Nuts often get a bad rep for their fat and high-calorie content. But if you’re avoiding walnuts because you think they may hinder your “diet”, you’ve got it all wrong. Not all calories are created equal, and the health benefits of walnuts make them worthy of a place at your table.
Best eaten raw and whole, walnuts are an excellent source of healthful fats. These omega-3 fats, and specifically alpha-linolenic, offer brain benefits confirmed in numerous studies. Paired with their potential to prevent cancer and protect the heart, walnuts pack a nutritional punch.
One study concluded:
“RESULTS: Results indicated that walnut extract, alpha-linolenic acid, and docosahexaenoic acid provided significant protection against cell death and calcium dysregulation; the effects were pretreatment concentration dependent and stressor dependent. Linoleic acid and eicosapentaenoic acid were not as effective at protecting hippocampal cells from these insults.”

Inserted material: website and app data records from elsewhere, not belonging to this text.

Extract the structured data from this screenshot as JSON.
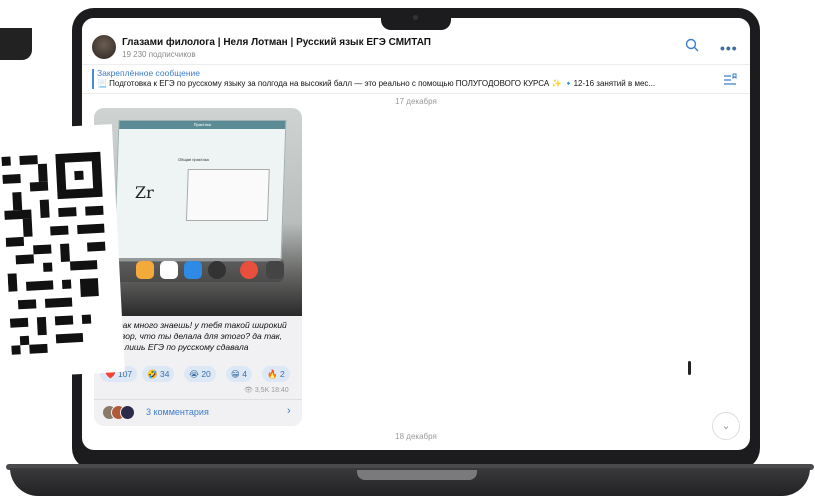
{
  "channel": {
    "title": "Глазами филолога | Неля Лотман | Русский язык ЕГЭ СМИТАП",
    "subscribers": "19 230 подписчиков"
  },
  "header_icons": [
    "search-icon",
    "more-icon"
  ],
  "pinned": {
    "label": "Закреплённое сообщение",
    "text": "📃 Подготовка к ЕГЭ по русскому языку за полгода на высокий балл — это реально с помощью ПОЛУГОДОВОГО КУРСА ✨  🔹12-16 занятий в мес..."
  },
  "feed": {
    "date_top": "17 декабря",
    "date_bottom": "18 декабря"
  },
  "post": {
    "caption": "ты так много знаешь! у тебя такой широкий кругозор, что ты делала для этого? да так, всего лишь ЕГЭ по русскому сдавала",
    "photo": {
      "header": "Практика",
      "section": "Общая практика",
      "element": "Zr"
    },
    "reactions": [
      {
        "emoji": "❤️",
        "count": "107"
      },
      {
        "emoji": "🤣",
        "count": "34"
      },
      {
        "emoji": "😭",
        "count": "20"
      },
      {
        "emoji": "😁",
        "count": "4"
      },
      {
        "emoji": "🔥",
        "count": "2"
      }
    ],
    "views": "👁 3,5K 18:40",
    "comments": "3 комментария"
  },
  "colors": {
    "accent": "#3d7dc9",
    "reaction_bg": "#dce8f6",
    "laptop": "#1c1c1e"
  }
}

But the benefits don’t stop there.
One study revealed that walnuts have potentially powerful breast cancer prevention properties. Researchers used mice specifically “created” to be at risk for breast cancer and fed one group of them a daily dose of walnuts, while the other didn’t receive any walnuts. When compared with those who didn’t get the nuts, the mice had a much lower risk of breast tumors, and when tumors were present, they were far smaller than in the control.
Just how many walnuts were required to reap this remarkable benefit? About the equivalent of 2 ounces in humans.
“It is clear that walnuts contribute to a healthy diet that can reduce breast cancer,” said lead researcher Elaine Hardman.
There is little coincidence that walnuts resemble tiny brains when they offer so many benefits for the mind. Some studies have linked them to a reduced risk of degenerative conditions like dementia and Alzheimer’s. One study found that rats fed walnuts for a 28-day period had learning and memory improvements when compared with other rats.
Also due to the healthful fats within, walnuts could protect you against heart problems. A study from the Journal of Nutrition indicates they are able to reduce LDL cholesterol and blood pressure.
Walnuts are rich in protein, b vitamins, calcium, and iron, just to name a few. The highest concentration of these nutrients is found in the slightly-bitter skin surrounding the nut meat.
Tree nuts aren’t all that popular, however. One recent study indicates only 5.5% of American adults eat tree nuts on a regular basis. Considering all of the benefits, it’s high time the rest of us joined in.